Data supplied:
# # # #

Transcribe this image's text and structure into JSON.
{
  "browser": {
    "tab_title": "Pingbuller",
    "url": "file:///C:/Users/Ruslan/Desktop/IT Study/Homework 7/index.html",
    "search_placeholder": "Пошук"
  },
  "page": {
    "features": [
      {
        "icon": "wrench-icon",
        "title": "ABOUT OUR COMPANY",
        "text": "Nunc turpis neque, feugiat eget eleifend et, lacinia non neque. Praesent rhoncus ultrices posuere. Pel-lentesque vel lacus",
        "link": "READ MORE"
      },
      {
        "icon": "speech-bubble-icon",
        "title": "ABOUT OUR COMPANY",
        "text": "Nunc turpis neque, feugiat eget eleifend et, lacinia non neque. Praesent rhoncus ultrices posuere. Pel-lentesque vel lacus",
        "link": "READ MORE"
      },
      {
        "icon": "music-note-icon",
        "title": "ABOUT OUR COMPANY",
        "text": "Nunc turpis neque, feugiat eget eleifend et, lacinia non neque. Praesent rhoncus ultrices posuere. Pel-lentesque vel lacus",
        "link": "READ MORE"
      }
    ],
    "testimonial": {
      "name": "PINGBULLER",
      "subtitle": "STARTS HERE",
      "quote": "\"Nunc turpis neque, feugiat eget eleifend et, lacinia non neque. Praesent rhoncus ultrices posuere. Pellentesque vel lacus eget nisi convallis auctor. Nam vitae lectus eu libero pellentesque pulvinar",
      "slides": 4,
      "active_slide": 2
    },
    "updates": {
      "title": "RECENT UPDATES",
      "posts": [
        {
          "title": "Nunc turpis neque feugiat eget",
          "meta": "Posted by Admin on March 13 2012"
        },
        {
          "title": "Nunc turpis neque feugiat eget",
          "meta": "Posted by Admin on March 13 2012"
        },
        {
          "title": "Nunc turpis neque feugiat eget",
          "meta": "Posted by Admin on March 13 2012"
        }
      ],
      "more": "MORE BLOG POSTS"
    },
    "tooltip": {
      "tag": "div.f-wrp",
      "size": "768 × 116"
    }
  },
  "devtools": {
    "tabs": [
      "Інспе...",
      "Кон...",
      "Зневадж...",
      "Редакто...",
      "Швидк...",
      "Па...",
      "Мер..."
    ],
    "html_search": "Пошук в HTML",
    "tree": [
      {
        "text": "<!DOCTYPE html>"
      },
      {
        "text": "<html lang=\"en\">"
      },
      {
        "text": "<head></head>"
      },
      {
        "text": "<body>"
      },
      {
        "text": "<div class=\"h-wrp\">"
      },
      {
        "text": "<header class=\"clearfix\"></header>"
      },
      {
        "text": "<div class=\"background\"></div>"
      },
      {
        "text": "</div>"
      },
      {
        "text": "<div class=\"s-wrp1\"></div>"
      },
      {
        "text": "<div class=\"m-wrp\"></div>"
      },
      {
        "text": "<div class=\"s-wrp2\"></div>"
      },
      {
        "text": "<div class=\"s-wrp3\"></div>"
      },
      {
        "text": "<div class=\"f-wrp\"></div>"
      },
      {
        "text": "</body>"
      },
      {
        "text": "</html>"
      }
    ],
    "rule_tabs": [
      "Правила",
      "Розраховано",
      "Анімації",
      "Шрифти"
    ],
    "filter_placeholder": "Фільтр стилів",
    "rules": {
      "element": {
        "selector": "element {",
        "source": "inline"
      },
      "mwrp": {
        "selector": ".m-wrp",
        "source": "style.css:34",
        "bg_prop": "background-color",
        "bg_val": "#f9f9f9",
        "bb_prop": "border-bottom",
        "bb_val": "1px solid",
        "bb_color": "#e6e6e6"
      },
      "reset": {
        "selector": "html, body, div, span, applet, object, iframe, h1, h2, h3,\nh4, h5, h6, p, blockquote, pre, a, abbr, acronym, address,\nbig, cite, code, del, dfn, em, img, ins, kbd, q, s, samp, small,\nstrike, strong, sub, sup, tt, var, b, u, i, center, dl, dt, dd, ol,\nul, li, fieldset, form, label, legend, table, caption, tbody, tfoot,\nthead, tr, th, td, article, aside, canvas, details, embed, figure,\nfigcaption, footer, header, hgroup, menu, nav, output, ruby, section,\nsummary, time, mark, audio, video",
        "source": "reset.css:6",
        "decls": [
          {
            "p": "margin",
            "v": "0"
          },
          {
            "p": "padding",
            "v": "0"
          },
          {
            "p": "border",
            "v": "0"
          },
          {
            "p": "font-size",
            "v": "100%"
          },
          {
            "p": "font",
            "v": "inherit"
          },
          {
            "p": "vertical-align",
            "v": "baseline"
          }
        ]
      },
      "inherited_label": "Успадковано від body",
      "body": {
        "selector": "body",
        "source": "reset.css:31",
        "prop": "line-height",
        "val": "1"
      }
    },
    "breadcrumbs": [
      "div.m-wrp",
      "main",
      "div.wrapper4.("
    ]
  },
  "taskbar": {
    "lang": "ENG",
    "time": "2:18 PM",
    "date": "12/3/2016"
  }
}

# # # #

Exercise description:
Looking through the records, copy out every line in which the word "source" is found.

Answer to this exercise:
        "source": "inline"
        "source": "style.css:34",
        "source": "reset.css:6",
        "source": "reset.css:31",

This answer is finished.